Who to blame for the demise of Labour’s £28 billion annual green investment pledge? According to Keir Starmer, it’s the Conservatives. He said this afternoon: ‘What would be really irresponsible is to know the damage done to the economy by this failed government and ignore that and pretend it didn’t happen.’ The party briefing is that because the Conservatives have crashed the economy and Jeremy Hunt plans to ‘max out’ the country’s credit card, the £28 billion is now unaffordable.
A quick way to set fire to voters’ trust in you is to drop your fiscal rules as soon as they don’t feel very fun. Within the party, there is a debate about whether Ed Miliband or Rachel Reeves is to blame. Miliband, as shadow energy secretary, is accused of pushing so hard for it in the first place. The charge against Reeves is that she has exerted so much power that the party is failing to look remotely ambitious about the future. Those who blame Miliband are, interestingly, not particularly malign towards him: they just think he’s very good at working hard and making the (wrong) case for (wrong) policies. Those who blame Reeves think that Labour doesn’t need to be so cautious about its economic credibility when the Conservatives have burnt theirs.

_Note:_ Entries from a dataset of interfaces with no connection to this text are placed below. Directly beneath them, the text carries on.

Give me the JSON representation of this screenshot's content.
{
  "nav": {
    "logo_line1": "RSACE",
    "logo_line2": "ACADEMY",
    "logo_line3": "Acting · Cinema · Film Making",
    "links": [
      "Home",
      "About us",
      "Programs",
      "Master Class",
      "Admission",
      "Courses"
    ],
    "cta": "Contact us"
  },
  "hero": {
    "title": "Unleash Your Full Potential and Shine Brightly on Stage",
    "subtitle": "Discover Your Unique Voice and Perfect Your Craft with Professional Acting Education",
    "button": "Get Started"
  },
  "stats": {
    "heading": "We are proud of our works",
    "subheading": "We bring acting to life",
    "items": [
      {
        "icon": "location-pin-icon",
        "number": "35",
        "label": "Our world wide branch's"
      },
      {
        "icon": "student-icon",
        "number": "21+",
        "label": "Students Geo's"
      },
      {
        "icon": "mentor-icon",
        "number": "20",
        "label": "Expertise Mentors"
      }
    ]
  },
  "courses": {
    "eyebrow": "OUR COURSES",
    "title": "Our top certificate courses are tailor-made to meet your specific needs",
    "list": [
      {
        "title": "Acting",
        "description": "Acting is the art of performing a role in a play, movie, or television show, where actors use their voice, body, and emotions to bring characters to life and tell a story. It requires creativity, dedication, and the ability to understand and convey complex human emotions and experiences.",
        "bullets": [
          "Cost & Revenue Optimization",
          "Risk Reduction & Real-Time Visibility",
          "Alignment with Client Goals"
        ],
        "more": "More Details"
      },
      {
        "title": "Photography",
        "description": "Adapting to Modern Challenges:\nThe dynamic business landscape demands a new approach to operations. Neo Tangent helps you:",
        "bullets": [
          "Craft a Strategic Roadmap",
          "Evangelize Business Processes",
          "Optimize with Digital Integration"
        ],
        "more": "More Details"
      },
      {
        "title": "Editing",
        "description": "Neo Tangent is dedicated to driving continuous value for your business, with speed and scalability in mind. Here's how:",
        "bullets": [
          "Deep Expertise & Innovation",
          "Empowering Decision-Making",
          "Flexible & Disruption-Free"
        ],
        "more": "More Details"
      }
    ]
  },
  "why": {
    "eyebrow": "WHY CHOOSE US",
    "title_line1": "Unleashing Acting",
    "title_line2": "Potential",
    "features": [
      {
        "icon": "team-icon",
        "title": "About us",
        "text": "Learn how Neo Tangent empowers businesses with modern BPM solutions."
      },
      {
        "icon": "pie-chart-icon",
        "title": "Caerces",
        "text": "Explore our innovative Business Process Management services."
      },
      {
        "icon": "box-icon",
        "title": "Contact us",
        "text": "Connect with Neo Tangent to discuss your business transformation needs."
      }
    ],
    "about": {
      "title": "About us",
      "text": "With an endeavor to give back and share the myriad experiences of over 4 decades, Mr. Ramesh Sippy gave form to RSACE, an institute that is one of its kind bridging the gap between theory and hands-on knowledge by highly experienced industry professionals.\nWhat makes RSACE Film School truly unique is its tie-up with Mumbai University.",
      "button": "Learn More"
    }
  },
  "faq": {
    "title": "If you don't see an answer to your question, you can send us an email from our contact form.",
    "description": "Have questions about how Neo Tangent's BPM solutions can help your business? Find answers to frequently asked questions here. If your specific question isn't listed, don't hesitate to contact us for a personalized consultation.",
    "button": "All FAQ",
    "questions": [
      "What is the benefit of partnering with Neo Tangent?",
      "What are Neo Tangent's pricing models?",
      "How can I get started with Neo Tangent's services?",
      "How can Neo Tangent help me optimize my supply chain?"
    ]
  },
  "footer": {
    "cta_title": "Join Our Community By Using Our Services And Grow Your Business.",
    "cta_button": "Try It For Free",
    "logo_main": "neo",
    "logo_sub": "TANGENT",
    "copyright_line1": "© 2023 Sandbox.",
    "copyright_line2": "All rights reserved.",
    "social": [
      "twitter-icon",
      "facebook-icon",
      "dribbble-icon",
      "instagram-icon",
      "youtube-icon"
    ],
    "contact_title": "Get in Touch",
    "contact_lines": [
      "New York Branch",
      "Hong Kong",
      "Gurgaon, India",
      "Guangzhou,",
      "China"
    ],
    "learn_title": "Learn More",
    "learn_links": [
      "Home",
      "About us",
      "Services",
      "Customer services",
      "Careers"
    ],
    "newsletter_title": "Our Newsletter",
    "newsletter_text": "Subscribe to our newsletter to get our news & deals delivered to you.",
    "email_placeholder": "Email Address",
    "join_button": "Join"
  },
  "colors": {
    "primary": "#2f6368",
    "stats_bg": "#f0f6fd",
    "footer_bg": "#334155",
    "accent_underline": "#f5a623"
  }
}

A third school of thought, that largely hails from the grandee wing of the party, is that while Keir Starmer is ruthless enough to change the Labour party, he still doesn’t really know what he personally believes. That’s why the shadow frontbench has spent the past few weeks in a weird public liveblog about what it thinks about whether the £28 billion should stay or go. Starmer hasn’t exerted control over colleagues in the way he does when it comes to internal party matters, for the simple reason that he doesn’t know what he wants to control.